Here at the end of the story, the various symbols Joyce employs converge. The light in which the narrator has always seen Mangan’s sister now meets the darkness of the hall as the bazaar shuts down. Our narrator begins to see Mangan’ s sister not as the image of the Virgin, but as a mundane English shopgirl engaging in idle conversation. His quest, he now realizes, was misconceived in the first place, and he now recognizes the mistake of joining his religious fervor with his romantic passion for Mangan’s sister. Although he does not say, it seems clear that the protagonist will fully reject both.
The story, like much of his work, is taken almost directly from Joyce’s own life. Like the narrator of this story, Joyce lived on North Richmond Street in Dublin and attended the Christian Brothers’ School. The aunt and the uncle of “Araby” bear some resemblance to Joyce’s own parents. Even Araby is factual: advertisements survive that date the bazaar to May, 1894.
In Joyce’s later fiction, characters almost identical to the narrator in “Araby” recur; the most prominent is Stephen Dedalus, the hero of A Portrait of the Artist as a Young Man, and one of the main characters in Ulysses. Both wrestle with a similar predicament—they must free themselves from the “nets” of their society, family, and religion in order to be entirely self-determined. Although many of the characters in Dubliners prefigure Joyce’s later characters, the boy in “Araby” seems closest to being a younger version of Stephen Dedalus/James Joyce. He goes through almost the same struggle as Joyce shows Stephen fighting in Portrait.

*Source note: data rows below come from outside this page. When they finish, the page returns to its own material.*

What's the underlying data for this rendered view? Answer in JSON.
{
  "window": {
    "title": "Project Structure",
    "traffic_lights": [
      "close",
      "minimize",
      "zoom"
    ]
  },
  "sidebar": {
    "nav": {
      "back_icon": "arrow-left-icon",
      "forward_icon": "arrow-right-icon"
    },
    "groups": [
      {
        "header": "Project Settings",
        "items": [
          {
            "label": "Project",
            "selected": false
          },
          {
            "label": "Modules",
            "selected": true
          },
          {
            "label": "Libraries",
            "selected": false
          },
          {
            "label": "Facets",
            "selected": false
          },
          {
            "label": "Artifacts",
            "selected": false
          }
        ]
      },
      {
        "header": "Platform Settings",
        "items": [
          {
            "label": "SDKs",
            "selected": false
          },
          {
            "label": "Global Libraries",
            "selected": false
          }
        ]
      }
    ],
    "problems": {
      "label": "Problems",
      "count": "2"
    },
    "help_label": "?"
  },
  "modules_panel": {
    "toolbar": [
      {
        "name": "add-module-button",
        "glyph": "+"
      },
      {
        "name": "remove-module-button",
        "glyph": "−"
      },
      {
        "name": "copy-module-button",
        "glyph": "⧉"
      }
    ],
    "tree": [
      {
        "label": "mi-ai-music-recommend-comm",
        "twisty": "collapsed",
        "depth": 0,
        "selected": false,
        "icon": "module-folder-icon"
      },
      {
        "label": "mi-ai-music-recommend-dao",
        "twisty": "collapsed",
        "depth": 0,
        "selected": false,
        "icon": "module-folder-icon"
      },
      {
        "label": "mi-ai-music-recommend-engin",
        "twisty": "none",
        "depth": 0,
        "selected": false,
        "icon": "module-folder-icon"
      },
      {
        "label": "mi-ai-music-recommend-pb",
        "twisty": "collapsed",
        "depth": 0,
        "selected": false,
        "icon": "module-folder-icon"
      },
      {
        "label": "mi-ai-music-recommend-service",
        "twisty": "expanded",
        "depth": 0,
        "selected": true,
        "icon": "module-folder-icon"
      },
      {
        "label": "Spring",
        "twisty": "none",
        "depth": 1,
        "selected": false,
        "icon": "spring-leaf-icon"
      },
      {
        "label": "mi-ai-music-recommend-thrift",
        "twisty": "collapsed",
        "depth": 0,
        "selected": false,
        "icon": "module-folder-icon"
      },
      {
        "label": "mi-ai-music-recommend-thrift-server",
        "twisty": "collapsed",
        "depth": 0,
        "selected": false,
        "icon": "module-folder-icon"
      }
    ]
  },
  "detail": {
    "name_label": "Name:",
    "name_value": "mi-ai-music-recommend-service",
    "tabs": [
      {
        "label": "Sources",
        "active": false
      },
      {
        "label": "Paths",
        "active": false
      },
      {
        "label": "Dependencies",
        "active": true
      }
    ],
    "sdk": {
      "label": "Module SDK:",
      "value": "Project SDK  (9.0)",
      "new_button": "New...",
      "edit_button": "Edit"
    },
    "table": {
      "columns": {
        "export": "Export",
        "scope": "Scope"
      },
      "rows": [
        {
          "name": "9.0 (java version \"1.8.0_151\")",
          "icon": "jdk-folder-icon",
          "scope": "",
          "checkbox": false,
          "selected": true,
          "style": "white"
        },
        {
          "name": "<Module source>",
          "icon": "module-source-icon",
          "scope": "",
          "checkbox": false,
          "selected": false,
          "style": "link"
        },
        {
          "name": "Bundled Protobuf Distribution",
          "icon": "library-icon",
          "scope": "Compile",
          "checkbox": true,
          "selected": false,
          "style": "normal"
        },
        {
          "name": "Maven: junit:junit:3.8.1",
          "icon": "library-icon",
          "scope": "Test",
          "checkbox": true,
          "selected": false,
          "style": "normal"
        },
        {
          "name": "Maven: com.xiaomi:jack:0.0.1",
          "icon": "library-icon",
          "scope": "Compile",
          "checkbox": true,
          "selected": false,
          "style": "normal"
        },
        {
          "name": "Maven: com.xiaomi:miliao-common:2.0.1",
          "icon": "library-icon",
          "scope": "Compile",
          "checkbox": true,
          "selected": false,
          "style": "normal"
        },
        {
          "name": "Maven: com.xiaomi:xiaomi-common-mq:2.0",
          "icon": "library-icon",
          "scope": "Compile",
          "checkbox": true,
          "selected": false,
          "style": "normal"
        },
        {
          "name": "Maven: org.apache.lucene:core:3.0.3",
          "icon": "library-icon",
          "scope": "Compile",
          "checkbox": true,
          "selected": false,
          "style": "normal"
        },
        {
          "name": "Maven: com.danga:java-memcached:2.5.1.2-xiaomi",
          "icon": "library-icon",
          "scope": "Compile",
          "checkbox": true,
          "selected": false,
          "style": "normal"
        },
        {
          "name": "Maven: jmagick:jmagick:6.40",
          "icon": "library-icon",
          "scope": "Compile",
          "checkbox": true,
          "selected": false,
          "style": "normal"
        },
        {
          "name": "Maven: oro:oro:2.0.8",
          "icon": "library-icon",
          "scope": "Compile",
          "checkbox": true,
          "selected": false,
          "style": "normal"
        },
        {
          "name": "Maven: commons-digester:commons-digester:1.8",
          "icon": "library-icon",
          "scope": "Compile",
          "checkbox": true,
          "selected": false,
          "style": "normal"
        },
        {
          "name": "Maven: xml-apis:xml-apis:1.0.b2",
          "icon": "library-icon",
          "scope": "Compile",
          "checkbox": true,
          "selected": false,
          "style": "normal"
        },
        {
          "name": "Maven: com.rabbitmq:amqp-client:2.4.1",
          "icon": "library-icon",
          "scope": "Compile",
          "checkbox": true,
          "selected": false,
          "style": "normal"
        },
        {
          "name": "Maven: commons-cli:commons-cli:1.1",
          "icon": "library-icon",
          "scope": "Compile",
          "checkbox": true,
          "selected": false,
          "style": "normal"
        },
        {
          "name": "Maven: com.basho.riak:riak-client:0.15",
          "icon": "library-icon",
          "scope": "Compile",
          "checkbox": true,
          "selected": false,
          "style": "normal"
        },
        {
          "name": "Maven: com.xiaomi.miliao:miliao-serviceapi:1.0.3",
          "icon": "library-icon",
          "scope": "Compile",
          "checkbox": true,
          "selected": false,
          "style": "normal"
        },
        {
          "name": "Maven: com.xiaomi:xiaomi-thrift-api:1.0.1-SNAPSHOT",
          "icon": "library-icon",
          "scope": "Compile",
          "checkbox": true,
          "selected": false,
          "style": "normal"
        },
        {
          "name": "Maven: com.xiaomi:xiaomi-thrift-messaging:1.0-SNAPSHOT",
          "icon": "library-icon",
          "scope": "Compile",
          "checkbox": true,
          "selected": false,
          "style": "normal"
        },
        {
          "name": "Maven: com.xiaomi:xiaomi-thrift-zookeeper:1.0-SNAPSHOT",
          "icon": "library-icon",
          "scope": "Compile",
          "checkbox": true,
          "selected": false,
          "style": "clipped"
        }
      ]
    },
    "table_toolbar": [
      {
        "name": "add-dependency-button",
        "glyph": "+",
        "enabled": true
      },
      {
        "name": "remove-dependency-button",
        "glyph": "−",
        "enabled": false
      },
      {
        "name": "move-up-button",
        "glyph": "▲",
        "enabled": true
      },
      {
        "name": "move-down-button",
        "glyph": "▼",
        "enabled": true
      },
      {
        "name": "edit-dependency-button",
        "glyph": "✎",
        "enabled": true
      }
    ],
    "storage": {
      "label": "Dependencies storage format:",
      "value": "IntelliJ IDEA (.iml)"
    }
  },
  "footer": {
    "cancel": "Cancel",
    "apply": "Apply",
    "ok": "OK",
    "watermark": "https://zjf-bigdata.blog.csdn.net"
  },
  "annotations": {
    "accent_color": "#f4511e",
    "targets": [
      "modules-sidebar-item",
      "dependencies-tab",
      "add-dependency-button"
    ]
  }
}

In the words of the critic Harry Stone, in The Antioch Review, “‘Araby’ is a portrait of the artist as a young boy.”
Kathleen Wilson (Editor), Short Stories for Students: Presenting Analysis, Context & Criticism on Commonly Studied Short Stories, Volume 1, James Joyce, Published by Gale, 1997.
Greg Barnhisel, for Short Stones for Students, Gale Research, 1997.